This book has an introduction, a pretty short and limited bibliography and references and chapters are each a combination of theory and practical exercises.
The pace and style of writing is much like what you would expect from the self-help genre, dispensing practical wisdom, commonsense and what feels very like folksy truisms alongside ideas from cognitive behavioural therapy or rational emotive behaviour therapy. The text is broken up well using bullet points, dialogue boxes, sub-headings and sub-sections. It is an easy and rapid read if you are reading it and skipping the exercises.
If you are familiar with the happiness science research and self-help genre this is unlikely to prove a very ground breaking read. Its strength is really that it does provide a series of practical exercises to accompany each of its chapters.
The practical exercises themselves are a variety of assessing and tracking tools, questions are presented to prompt thinking about self-awareness, relationships, what you want and need. The aim is to become more conscious of your thinking and experience the benefits which flow from greater self-awareness.
Other exercises are more about planning and tracking progress once goals are decided, such as the frequency with which exercise can be taken and what sorts of exercise to plan to remain motivated.
The book itself has sections lined and unlined or with example tables when the tools are more than a sample page from a "progress journal". It would be possible to photocopy these if you dont wish to deface the book or are using it as a guide to exercises that you may use with others or share.

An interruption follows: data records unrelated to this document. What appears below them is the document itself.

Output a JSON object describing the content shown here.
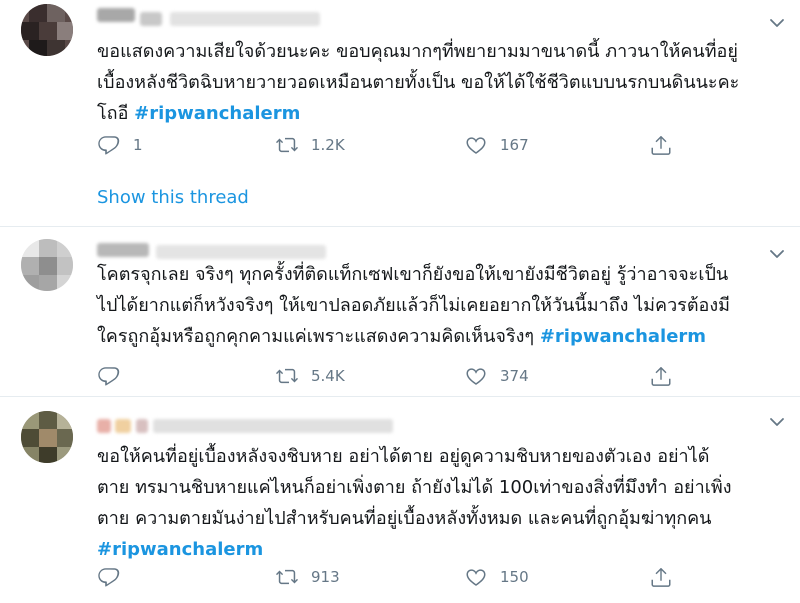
{
  "tweets": [
    {
      "lines": [
        "ขอแสดงความเสียใจด้วยนะคะ ขอบคุณมากๆที่พยายามมาขนาดนี้ ภาวนาให้คนที่อยู่",
        "เบื้องหลังชีวิตฉิบหายวายวอดเหมือนตายทั้งเป็น ขอให้ได้ใช้ชีวิตแบบนรกบนดินนะคะ",
        "โถอี "
      ],
      "hashtag": "#ripwanchalerm",
      "reply_count": "1",
      "retweet_count": "1.2K",
      "like_count": "167",
      "show_thread": "Show this thread"
    },
    {
      "lines": [
        "โคตรจุกเลย จริงๆ ทุกครั้งที่ติดแท็กเซฟเขาก็ยังขอให้เขายังมีชีวิตอยู่ รู้ว่าอาจจะเป็น",
        "ไปได้ยากแต่ก็หวังจริงๆ ให้เขาปลอดภัยแล้วก็ไม่เคยอยากให้วันนี้มาถึง ไม่ควรต้องมี",
        "ใครถูกอุ้มหรือถูกคุกคามแค่เพราะแสดงความคิดเห็นจริงๆ "
      ],
      "hashtag": "#ripwanchalerm",
      "reply_count": "",
      "retweet_count": "5.4K",
      "like_count": "374"
    },
    {
      "lines": [
        "ขอให้คนที่อยู่เบื้องหลังจงชิบหาย อย่าได้ตาย อยู่ดูความชิบหายของตัวเอง อย่าได้",
        "ตาย ทรมานชิบหายแค่ไหนก็อย่าเพิ่งตาย ถ้ายังไม่ได้ 100เท่าของสิ่งที่มึงทำ อย่าเพิ่ง",
        "ตาย ความตายมันง่ายไปสำหรับคนที่อยู่เบื้องหลังทั้งหมด และคนที่ถูกอุ้มฆ่าทุกคน",
        ""
      ],
      "hashtag": "#ripwanchalerm",
      "reply_count": "",
      "retweet_count": "913",
      "like_count": "150"
    }
  ],
  "icons": {
    "reply": "reply-icon",
    "retweet": "retweet-icon",
    "like": "heart-icon",
    "share": "share-icon",
    "caret": "chevron-down-icon"
  },
  "colors": {
    "accent": "#1b95e0",
    "muted": "#657786",
    "divider": "#e6ecf0"
  }
}
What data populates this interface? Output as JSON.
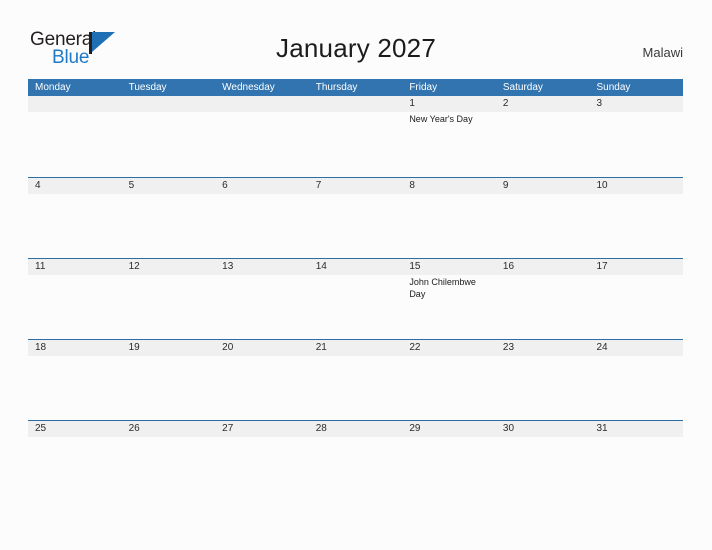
{
  "brand": {
    "word_one": "General",
    "word_two": "Blue",
    "accent_color": "#1f6fb5"
  },
  "header": {
    "title": "January 2027",
    "country": "Malawi"
  },
  "calendar": {
    "header_color": "#3174b0",
    "band_color": "#f0f0f0",
    "weekdays": [
      "Monday",
      "Tuesday",
      "Wednesday",
      "Thursday",
      "Friday",
      "Saturday",
      "Sunday"
    ],
    "weeks": [
      [
        {
          "num": "",
          "events": []
        },
        {
          "num": "",
          "events": []
        },
        {
          "num": "",
          "events": []
        },
        {
          "num": "",
          "events": []
        },
        {
          "num": "1",
          "events": [
            "New Year's Day"
          ]
        },
        {
          "num": "2",
          "events": []
        },
        {
          "num": "3",
          "events": []
        }
      ],
      [
        {
          "num": "4",
          "events": []
        },
        {
          "num": "5",
          "events": []
        },
        {
          "num": "6",
          "events": []
        },
        {
          "num": "7",
          "events": []
        },
        {
          "num": "8",
          "events": []
        },
        {
          "num": "9",
          "events": []
        },
        {
          "num": "10",
          "events": []
        }
      ],
      [
        {
          "num": "11",
          "events": []
        },
        {
          "num": "12",
          "events": []
        },
        {
          "num": "13",
          "events": []
        },
        {
          "num": "14",
          "events": []
        },
        {
          "num": "15",
          "events": [
            "John Chilembwe Day"
          ]
        },
        {
          "num": "16",
          "events": []
        },
        {
          "num": "17",
          "events": []
        }
      ],
      [
        {
          "num": "18",
          "events": []
        },
        {
          "num": "19",
          "events": []
        },
        {
          "num": "20",
          "events": []
        },
        {
          "num": "21",
          "events": []
        },
        {
          "num": "22",
          "events": []
        },
        {
          "num": "23",
          "events": []
        },
        {
          "num": "24",
          "events": []
        }
      ],
      [
        {
          "num": "25",
          "events": []
        },
        {
          "num": "26",
          "events": []
        },
        {
          "num": "27",
          "events": []
        },
        {
          "num": "28",
          "events": []
        },
        {
          "num": "29",
          "events": []
        },
        {
          "num": "30",
          "events": []
        },
        {
          "num": "31",
          "events": []
        }
      ]
    ]
  }
}
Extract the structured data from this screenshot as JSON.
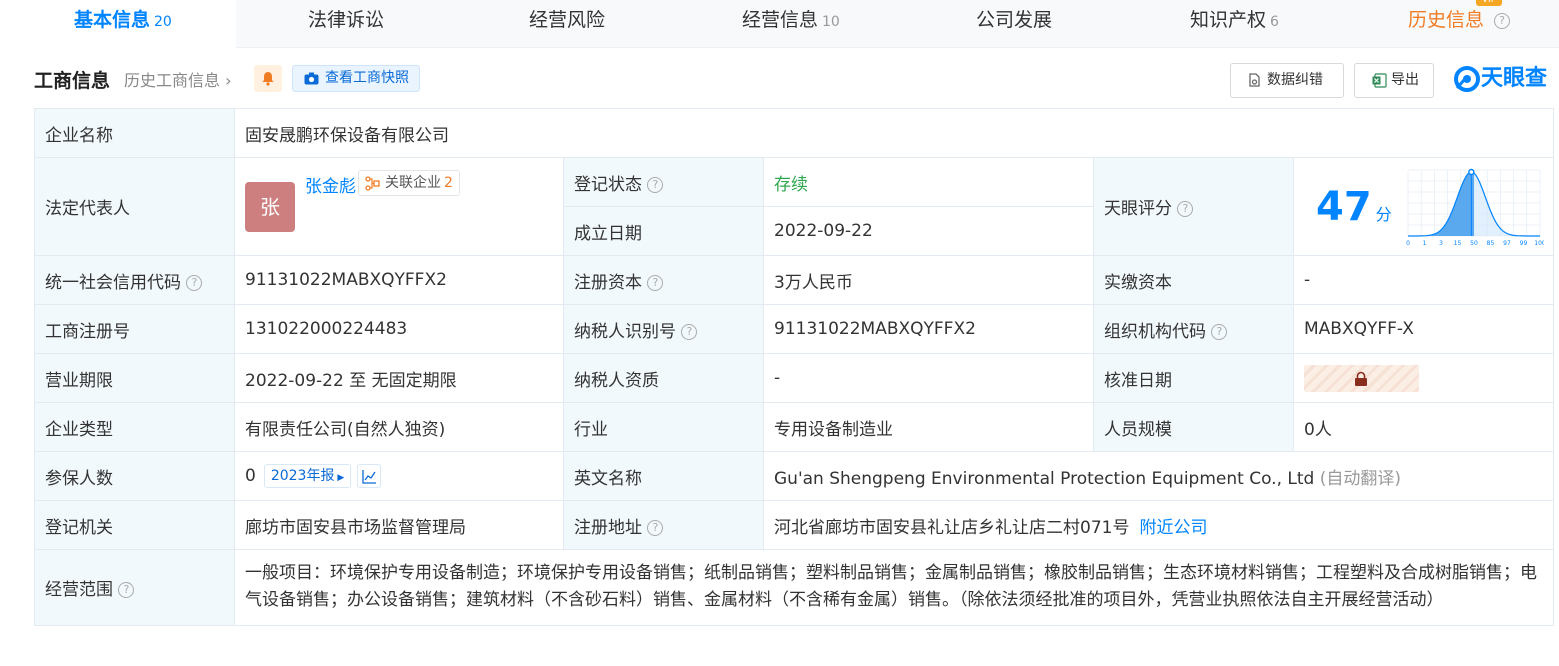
{
  "tabs": [
    {
      "label": "基本信息",
      "count": "20"
    },
    {
      "label": "法律诉讼",
      "count": ""
    },
    {
      "label": "经营风险",
      "count": ""
    },
    {
      "label": "经营信息",
      "count": "10"
    },
    {
      "label": "公司发展",
      "count": ""
    },
    {
      "label": "知识产权",
      "count": "6"
    },
    {
      "label": "历史信息",
      "count": ""
    }
  ],
  "header": {
    "title": "工商信息",
    "history_link": "历史工商信息",
    "snapshot_btn": "查看工商快照",
    "correct_btn": "数据纠错",
    "export_btn": "导出",
    "logo_text": "天眼查"
  },
  "info": {
    "company_name_label": "企业名称",
    "company_name": "固安晟鹏环保设备有限公司",
    "legal_rep_label": "法定代表人",
    "avatar_char": "张",
    "legal_rep": "张金彪",
    "related_label": "关联企业",
    "related_count": "2",
    "reg_status_label": "登记状态",
    "reg_status": "存续",
    "found_date_label": "成立日期",
    "found_date": "2022-09-22",
    "tyc_score_label": "天眼评分",
    "score": "47",
    "score_unit": "分",
    "credit_code_label": "统一社会信用代码",
    "credit_code": "91131022MABXQYFFX2",
    "reg_capital_label": "注册资本",
    "reg_capital": "3万人民币",
    "paid_capital_label": "实缴资本",
    "paid_capital": "-",
    "reg_no_label": "工商注册号",
    "reg_no": "131022000224483",
    "taxpayer_id_label": "纳税人识别号",
    "taxpayer_id": "91131022MABXQYFFX2",
    "org_code_label": "组织机构代码",
    "org_code": "MABXQYFF-X",
    "term_label": "营业期限",
    "term": "2022-09-22 至 无固定期限",
    "taxpayer_qual_label": "纳税人资质",
    "taxpayer_qual": "-",
    "approve_date_label": "核准日期",
    "type_label": "企业类型",
    "type": "有限责任公司(自然人独资)",
    "industry_label": "行业",
    "industry": "专用设备制造业",
    "staff_label": "人员规模",
    "staff": "0人",
    "insured_label": "参保人数",
    "insured": "0",
    "report_btn": "2023年报",
    "en_name_label": "英文名称",
    "en_name": "Gu'an Shengpeng Environmental Protection Equipment Co., Ltd",
    "en_note": "(自动翻译)",
    "authority_label": "登记机关",
    "authority": "廊坊市固安县市场监督管理局",
    "address_label": "注册地址",
    "address": "河北省廊坊市固安县礼让店乡礼让店二村071号",
    "nearby": "附近公司",
    "scope_label": "经营范围",
    "scope": "一般项目：环境保护专用设备制造；环境保护专用设备销售；纸制品销售；塑料制品销售；金属制品销售；橡胶制品销售；生态环境材料销售；工程塑料及合成树脂销售；电气设备销售；办公设备销售；建筑材料（不含砂石料）销售、金属材料（不含稀有金属）销售。（除依法须经批准的项目外，凭营业执照依法自主开展经营活动）"
  },
  "score_chart": {
    "tick_labels": [
      "0",
      "1",
      "3",
      "15",
      "50",
      "85",
      "97",
      "99",
      "100"
    ],
    "marker": "47"
  },
  "colors": {
    "accent": "#0084ff",
    "orange": "#f07c24",
    "green": "#2fa84f",
    "label_bg": "#f2f9fc"
  }
}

I could not give this book more stars because I personally have read a lot of these sorts of books and believe I could devise some of the exercises myself. If you are a similar reader to myself you could find it the same, on the other hand it is understandable and accessible to anyone without any prior reading and understanding.